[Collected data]
---------------
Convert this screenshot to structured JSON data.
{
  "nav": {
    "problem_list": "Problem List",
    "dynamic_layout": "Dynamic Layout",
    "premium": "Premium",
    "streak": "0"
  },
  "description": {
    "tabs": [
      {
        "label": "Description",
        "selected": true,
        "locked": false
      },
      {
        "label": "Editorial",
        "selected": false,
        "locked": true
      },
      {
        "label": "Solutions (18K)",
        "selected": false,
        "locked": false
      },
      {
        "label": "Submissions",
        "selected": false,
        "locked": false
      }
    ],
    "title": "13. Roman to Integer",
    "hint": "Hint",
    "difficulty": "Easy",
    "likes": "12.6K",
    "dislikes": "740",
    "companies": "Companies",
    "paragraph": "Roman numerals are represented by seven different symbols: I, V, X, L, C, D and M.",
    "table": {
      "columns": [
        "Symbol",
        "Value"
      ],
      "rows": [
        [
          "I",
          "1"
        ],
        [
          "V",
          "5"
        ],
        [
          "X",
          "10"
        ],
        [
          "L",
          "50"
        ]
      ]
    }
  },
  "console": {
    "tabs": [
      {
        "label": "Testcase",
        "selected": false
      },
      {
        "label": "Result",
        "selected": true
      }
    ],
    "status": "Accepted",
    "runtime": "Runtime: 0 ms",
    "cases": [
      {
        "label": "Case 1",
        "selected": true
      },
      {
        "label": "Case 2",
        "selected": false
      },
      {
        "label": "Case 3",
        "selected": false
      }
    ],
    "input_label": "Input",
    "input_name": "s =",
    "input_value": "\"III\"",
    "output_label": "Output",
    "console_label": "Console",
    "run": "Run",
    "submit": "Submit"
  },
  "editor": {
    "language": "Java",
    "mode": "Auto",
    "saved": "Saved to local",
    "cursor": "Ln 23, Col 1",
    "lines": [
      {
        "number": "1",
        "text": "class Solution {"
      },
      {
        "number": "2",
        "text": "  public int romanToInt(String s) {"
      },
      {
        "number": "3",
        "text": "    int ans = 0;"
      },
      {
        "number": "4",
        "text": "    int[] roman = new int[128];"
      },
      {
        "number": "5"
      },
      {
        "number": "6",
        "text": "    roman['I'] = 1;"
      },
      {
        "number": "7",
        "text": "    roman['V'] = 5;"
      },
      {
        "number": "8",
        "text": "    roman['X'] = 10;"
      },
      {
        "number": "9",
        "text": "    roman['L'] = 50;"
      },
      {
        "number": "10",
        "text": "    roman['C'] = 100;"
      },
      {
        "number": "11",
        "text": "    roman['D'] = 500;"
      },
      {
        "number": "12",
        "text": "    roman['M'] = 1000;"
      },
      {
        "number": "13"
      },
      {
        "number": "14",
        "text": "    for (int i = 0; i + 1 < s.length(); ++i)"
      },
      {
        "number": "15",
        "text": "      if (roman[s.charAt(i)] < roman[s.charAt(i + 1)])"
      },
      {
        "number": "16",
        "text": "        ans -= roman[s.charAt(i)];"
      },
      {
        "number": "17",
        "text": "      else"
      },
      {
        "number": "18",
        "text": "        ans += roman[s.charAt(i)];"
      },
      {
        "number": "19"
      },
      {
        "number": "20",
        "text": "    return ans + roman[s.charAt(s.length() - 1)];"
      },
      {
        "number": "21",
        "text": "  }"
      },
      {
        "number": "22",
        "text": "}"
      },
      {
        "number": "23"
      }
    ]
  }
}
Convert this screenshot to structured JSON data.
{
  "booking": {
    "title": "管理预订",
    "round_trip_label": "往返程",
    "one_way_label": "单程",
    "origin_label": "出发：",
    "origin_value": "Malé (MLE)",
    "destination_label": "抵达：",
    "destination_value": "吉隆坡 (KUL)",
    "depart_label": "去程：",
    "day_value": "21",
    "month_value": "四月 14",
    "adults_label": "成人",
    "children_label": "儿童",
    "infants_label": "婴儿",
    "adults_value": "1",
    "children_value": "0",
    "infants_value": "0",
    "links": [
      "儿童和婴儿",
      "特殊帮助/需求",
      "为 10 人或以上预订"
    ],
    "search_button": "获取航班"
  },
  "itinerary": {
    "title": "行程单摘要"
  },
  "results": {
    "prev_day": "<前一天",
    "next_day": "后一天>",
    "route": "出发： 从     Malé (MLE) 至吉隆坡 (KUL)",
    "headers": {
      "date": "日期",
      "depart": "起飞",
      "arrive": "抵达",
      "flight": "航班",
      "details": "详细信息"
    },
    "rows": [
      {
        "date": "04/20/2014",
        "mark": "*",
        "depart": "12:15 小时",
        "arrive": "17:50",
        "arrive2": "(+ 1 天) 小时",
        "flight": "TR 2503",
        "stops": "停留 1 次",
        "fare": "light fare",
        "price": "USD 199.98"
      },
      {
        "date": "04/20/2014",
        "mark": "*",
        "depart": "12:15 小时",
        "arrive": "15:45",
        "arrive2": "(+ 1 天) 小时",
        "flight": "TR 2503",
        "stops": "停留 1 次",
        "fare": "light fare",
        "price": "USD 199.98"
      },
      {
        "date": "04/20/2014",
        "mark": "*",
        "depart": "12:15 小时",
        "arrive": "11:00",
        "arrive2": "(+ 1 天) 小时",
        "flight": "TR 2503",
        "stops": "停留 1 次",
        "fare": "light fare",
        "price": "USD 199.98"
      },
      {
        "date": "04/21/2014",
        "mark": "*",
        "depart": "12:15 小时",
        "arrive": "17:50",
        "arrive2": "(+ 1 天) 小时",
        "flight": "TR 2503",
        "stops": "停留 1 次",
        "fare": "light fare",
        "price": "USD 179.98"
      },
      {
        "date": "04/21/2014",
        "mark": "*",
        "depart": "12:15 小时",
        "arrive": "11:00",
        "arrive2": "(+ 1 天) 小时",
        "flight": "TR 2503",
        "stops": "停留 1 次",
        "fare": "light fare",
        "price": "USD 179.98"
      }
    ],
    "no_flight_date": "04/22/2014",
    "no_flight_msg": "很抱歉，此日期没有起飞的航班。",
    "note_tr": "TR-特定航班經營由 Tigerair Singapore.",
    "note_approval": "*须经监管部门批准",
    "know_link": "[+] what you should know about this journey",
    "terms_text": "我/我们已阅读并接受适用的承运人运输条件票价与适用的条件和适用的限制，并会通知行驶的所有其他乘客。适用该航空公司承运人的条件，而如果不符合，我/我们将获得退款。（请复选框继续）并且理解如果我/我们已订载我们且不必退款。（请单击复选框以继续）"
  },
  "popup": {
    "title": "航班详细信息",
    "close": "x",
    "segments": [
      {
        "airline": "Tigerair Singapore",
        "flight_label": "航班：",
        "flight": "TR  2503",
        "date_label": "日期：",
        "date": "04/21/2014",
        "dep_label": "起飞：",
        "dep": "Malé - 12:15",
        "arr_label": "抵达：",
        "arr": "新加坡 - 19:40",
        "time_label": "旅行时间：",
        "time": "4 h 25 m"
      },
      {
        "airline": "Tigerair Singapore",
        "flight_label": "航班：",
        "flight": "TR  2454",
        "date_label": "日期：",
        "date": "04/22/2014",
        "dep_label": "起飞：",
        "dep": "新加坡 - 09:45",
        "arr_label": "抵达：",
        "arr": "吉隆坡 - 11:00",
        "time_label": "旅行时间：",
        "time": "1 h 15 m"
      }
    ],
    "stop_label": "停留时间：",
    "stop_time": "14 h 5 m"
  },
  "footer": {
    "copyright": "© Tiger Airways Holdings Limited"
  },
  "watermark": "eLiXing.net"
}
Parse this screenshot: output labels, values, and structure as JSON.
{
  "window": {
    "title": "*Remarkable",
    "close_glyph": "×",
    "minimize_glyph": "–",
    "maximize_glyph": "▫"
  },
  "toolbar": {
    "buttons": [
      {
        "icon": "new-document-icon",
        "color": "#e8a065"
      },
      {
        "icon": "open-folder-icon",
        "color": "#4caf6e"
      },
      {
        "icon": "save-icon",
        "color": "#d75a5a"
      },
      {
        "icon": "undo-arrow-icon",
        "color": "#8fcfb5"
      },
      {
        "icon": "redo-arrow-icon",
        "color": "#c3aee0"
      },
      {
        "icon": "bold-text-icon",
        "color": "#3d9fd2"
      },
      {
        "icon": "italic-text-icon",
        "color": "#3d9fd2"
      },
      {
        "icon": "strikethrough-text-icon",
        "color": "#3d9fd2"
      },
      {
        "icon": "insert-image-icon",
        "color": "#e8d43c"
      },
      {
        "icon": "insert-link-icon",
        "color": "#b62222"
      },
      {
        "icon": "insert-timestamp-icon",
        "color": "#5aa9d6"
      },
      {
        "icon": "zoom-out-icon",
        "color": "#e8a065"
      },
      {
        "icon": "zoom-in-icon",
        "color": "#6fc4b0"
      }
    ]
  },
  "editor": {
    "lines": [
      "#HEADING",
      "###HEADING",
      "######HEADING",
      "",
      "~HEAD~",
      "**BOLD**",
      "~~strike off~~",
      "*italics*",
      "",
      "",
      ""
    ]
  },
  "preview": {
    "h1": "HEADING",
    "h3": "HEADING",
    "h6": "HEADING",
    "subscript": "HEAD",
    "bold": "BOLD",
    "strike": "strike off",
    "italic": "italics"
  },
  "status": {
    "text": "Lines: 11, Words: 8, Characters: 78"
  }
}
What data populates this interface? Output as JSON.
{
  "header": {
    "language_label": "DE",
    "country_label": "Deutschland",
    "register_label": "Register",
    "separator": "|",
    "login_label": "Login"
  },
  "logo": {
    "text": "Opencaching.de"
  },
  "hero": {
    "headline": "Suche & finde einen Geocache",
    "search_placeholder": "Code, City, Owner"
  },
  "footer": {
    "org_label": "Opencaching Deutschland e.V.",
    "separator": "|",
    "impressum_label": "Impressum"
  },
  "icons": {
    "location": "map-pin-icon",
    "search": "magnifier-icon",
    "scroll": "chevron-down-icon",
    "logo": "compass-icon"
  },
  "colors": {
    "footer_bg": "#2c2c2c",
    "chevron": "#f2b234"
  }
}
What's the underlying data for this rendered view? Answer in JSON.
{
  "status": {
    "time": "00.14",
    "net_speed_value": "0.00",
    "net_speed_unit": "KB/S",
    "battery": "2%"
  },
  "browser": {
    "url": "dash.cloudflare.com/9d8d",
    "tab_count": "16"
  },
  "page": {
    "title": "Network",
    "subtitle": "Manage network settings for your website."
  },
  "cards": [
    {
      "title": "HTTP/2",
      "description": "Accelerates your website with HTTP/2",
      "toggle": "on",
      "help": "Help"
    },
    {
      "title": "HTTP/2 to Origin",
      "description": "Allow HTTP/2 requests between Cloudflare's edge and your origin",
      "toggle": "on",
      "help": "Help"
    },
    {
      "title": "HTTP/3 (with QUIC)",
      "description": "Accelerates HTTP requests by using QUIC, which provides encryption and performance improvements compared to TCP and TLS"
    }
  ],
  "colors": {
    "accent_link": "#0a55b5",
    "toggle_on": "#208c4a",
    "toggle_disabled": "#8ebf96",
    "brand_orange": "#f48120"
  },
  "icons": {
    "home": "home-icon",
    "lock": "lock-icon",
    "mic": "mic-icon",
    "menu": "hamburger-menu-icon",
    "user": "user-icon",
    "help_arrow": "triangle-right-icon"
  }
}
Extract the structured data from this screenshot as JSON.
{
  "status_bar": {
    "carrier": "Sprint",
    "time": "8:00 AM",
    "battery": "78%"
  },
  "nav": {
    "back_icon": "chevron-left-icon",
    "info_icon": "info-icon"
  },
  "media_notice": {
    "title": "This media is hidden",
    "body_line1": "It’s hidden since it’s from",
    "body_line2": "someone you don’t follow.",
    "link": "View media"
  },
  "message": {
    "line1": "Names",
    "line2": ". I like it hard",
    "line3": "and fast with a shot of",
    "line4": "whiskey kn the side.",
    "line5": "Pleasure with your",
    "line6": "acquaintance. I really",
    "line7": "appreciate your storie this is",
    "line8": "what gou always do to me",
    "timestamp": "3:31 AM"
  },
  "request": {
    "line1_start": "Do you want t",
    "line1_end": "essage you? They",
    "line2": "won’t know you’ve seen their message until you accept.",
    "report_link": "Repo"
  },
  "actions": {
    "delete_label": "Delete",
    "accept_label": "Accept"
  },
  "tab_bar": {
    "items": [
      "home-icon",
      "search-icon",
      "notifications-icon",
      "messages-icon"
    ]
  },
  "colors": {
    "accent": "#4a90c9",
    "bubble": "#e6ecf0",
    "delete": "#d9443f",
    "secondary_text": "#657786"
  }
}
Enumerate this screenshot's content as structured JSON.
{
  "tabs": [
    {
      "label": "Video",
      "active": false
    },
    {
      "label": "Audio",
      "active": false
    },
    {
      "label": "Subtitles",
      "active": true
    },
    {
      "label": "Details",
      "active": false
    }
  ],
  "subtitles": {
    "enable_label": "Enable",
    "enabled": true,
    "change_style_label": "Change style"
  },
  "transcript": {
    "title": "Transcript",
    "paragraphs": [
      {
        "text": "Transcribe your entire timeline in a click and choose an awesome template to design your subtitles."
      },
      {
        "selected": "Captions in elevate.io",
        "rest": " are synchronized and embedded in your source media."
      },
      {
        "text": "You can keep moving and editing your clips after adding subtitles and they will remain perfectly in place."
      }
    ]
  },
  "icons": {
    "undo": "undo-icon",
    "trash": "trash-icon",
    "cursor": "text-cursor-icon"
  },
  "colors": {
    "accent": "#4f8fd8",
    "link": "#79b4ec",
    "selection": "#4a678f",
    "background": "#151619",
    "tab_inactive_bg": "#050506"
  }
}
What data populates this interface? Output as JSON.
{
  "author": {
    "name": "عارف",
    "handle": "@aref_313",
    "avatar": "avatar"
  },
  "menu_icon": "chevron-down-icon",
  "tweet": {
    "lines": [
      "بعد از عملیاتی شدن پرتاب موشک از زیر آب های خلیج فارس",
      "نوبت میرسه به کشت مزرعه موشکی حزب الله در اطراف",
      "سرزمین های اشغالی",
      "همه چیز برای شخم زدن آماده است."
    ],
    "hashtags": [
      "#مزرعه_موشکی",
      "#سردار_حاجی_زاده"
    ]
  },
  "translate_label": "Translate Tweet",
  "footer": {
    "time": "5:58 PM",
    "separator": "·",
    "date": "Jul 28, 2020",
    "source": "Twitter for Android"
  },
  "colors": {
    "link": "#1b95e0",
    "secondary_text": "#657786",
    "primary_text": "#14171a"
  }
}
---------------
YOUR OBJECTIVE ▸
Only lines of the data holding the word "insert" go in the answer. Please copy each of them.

ANSWER FOR THIS EXERCISE ▸
        "icon": "insert-image-icon",
        "icon": "insert-link-icon",
        "icon": "insert-timestamp-icon",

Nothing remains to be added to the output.